### What to work on
The lines to copy from the data below are those that hold the string "Fall".

### Excerpted records
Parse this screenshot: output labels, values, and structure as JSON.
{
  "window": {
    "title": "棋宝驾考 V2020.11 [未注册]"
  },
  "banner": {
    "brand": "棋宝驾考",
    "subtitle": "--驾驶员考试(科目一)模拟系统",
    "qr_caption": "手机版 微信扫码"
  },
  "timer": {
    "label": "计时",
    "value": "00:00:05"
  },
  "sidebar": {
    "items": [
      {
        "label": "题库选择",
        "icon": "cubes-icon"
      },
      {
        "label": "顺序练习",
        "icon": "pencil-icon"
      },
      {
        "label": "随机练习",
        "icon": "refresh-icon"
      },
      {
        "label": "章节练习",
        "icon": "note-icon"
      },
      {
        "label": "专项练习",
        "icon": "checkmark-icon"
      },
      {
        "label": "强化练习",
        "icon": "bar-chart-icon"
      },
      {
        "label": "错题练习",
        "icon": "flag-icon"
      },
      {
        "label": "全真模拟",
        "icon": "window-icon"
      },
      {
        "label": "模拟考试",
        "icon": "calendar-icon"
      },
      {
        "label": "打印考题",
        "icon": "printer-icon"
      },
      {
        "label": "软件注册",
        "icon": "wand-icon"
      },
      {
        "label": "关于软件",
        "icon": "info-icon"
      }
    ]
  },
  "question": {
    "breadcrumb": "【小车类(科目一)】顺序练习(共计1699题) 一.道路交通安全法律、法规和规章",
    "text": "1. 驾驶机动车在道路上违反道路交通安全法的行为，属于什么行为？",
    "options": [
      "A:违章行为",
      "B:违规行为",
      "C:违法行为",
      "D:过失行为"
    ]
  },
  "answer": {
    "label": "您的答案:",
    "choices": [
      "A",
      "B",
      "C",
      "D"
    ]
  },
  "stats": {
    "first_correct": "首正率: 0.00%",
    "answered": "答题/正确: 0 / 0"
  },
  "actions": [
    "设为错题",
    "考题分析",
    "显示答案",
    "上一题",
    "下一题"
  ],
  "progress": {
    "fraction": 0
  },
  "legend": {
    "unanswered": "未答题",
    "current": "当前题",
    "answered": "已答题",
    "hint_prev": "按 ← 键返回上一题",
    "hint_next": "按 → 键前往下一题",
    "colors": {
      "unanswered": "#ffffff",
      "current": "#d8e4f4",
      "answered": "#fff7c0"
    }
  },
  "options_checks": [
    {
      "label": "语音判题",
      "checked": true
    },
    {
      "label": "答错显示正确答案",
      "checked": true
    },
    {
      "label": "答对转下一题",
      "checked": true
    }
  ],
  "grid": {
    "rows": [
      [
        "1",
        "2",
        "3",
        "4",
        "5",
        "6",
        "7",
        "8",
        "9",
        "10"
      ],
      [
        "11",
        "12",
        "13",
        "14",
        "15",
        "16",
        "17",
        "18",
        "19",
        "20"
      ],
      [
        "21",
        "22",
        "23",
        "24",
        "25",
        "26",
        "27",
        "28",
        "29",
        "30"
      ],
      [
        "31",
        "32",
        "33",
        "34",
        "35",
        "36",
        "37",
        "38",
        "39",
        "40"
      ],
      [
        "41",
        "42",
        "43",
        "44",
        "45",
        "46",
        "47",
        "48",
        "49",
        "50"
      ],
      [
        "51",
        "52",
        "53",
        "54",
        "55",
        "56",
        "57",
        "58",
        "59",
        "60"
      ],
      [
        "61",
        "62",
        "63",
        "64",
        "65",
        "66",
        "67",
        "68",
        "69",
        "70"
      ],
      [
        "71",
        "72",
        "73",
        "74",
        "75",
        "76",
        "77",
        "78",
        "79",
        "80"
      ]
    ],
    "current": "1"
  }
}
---
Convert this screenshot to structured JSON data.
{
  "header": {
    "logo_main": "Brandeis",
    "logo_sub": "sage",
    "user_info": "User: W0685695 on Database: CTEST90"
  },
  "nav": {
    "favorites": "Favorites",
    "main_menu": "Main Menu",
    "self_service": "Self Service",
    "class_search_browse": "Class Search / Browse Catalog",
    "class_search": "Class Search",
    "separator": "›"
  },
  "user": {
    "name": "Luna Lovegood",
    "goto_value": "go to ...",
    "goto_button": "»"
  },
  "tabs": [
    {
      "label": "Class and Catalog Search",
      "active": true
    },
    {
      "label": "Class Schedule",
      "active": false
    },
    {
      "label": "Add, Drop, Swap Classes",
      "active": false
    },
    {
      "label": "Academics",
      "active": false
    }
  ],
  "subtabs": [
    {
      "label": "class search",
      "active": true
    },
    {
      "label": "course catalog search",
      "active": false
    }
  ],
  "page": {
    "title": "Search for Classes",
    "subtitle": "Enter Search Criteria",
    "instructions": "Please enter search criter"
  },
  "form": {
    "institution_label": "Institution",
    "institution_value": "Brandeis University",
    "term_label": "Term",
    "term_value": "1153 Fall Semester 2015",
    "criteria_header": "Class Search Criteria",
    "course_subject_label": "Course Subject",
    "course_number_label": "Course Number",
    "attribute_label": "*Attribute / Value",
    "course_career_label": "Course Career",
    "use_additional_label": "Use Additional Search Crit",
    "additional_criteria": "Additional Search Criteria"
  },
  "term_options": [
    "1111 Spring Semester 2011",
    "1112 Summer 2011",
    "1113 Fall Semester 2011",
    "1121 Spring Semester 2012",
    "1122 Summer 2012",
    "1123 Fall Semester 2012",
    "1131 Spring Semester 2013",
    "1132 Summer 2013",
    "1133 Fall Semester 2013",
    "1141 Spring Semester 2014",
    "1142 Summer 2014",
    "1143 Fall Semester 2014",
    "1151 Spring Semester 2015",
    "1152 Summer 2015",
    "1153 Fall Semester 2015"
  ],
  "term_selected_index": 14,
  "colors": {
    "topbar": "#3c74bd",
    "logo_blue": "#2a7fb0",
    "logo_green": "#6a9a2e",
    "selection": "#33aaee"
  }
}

### Answer for the task
    "term_value": "1153 Fall Semester 2015",
    "1113 Fall Semester 2011",
    "1123 Fall Semester 2012",
    "1133 Fall Semester 2013",
    "1143 Fall Semester 2014",
    "1153 Fall Semester 2015"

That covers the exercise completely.